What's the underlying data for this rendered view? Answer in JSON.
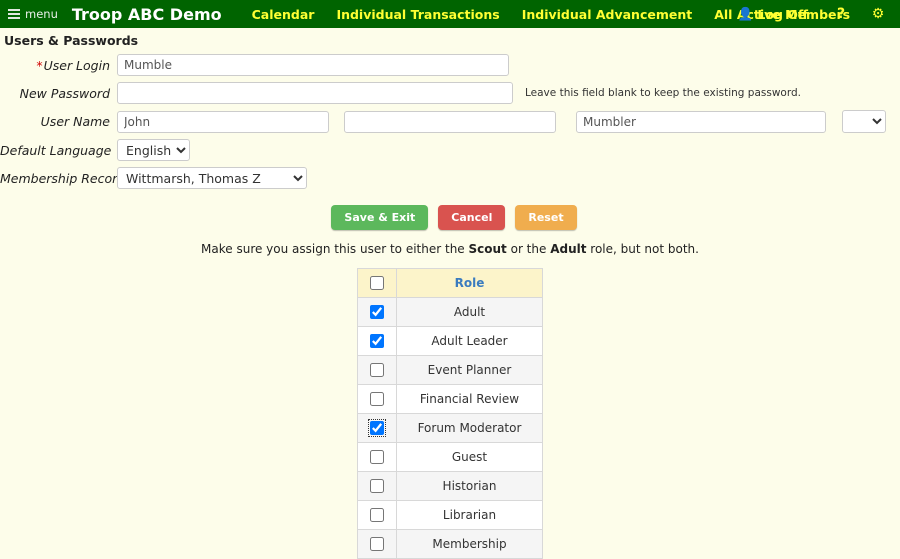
{
  "topbar": {
    "menu_label": "menu",
    "brand": "Troop ABC Demo",
    "nav": [
      {
        "label": "Calendar"
      },
      {
        "label": "Individual Transactions"
      },
      {
        "label": "Individual Advancement"
      },
      {
        "label": "All Active Members"
      }
    ],
    "logoff_label": "Log Off",
    "help_label": "?",
    "gear_label": "⚙",
    "bar_color": "#006400",
    "link_color": "#ffff33"
  },
  "page": {
    "title": "Users & Passwords",
    "background": "#fdfdea"
  },
  "form": {
    "user_login": {
      "label": "User Login",
      "required_marker": "*",
      "value": "Mumble",
      "placeholder": ""
    },
    "new_password": {
      "label": "New Password",
      "value": "",
      "placeholder": "",
      "hint": "Leave this field blank to keep the existing password."
    },
    "user_name": {
      "label": "User Name",
      "first_value": "John",
      "first_placeholder": "",
      "middle_value": "",
      "middle_placeholder": "",
      "last_value": "Mumbler",
      "last_placeholder": "",
      "suffix_selected": ""
    },
    "default_language": {
      "label": "Default Language",
      "selected": "English"
    },
    "membership_record": {
      "label": "Membership Record",
      "selected": "Wittmarsh, Thomas Z"
    }
  },
  "buttons": {
    "save": "Save & Exit",
    "cancel": "Cancel",
    "reset": "Reset",
    "save_color": "#5cb85c",
    "cancel_color": "#d9534f",
    "reset_color": "#f0ad4e"
  },
  "note": {
    "part1": "Make sure you assign this user to either the ",
    "bold1": "Scout",
    "part2": " or the ",
    "bold2": "Adult",
    "part3": " role, but not both."
  },
  "roles_table": {
    "header_checkbox_checked": false,
    "column_header": "Role",
    "rows": [
      {
        "role": "Adult",
        "checked": true,
        "focused": false
      },
      {
        "role": "Adult Leader",
        "checked": true,
        "focused": false
      },
      {
        "role": "Event Planner",
        "checked": false,
        "focused": false
      },
      {
        "role": "Financial Review",
        "checked": false,
        "focused": false
      },
      {
        "role": "Forum Moderator",
        "checked": true,
        "focused": true
      },
      {
        "role": "Guest",
        "checked": false,
        "focused": false
      },
      {
        "role": "Historian",
        "checked": false,
        "focused": false
      },
      {
        "role": "Librarian",
        "checked": false,
        "focused": false
      },
      {
        "role": "Membership",
        "checked": false,
        "focused": false
      }
    ]
  }
}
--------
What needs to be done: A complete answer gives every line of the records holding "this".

Result below:
What's the underlying data for this rendered view? Answer in JSON.
      "hint": "Leave this field blank to keep the existing password."
    "part1": "Make sure you assign this user to either the ",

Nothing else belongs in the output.